**Exercise objective**
Search the listing for the word "title" and return each line that contains it.

**Task inputs**
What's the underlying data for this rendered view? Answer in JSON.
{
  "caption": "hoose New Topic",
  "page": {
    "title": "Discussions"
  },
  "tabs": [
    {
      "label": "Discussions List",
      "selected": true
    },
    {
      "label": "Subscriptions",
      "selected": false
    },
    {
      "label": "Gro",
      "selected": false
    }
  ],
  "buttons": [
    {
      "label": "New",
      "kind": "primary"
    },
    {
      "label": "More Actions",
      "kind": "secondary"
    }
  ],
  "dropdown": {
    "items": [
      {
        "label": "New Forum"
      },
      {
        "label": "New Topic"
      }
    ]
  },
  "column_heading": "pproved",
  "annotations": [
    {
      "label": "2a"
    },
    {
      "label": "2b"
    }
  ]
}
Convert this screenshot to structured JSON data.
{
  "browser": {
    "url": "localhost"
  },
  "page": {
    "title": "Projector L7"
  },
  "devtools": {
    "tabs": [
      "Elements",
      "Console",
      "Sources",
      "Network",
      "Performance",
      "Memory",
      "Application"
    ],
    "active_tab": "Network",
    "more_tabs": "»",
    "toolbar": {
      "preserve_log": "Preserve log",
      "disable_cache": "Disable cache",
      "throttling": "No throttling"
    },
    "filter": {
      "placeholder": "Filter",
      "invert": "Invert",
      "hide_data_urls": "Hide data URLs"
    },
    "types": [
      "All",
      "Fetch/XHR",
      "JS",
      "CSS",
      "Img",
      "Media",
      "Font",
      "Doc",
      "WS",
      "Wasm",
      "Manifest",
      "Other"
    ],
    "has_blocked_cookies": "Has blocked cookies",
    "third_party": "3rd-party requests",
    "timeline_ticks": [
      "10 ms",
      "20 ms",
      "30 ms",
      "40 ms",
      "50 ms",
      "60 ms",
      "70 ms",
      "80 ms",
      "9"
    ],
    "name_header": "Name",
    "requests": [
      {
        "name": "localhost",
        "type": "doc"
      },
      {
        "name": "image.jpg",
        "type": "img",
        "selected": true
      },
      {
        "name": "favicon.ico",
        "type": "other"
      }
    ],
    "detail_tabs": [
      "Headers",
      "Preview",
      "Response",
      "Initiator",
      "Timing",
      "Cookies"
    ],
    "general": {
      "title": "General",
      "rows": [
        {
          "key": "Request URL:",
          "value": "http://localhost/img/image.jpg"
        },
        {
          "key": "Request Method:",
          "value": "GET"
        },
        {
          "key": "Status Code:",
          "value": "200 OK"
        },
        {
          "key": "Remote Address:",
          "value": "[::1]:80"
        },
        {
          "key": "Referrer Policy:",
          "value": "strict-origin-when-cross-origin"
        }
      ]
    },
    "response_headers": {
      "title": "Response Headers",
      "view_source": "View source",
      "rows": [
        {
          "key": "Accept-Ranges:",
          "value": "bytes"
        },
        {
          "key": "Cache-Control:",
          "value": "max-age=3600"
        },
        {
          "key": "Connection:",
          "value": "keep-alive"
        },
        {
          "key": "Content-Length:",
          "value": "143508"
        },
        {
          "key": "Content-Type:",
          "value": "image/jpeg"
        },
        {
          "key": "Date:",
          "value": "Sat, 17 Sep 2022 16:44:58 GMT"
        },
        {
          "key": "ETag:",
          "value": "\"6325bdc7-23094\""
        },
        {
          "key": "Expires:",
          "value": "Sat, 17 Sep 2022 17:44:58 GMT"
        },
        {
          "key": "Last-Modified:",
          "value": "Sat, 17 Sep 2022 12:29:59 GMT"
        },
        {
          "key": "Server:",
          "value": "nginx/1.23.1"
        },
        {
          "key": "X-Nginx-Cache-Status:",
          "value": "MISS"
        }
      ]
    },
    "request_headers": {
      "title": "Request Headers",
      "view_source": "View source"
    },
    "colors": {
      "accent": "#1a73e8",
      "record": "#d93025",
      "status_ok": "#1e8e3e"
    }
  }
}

**Solved problem**
    "title": "Discussions"
    "title": "Projector L7"
      "title": "General",
      "title": "Response Headers",
      "title": "Request Headers",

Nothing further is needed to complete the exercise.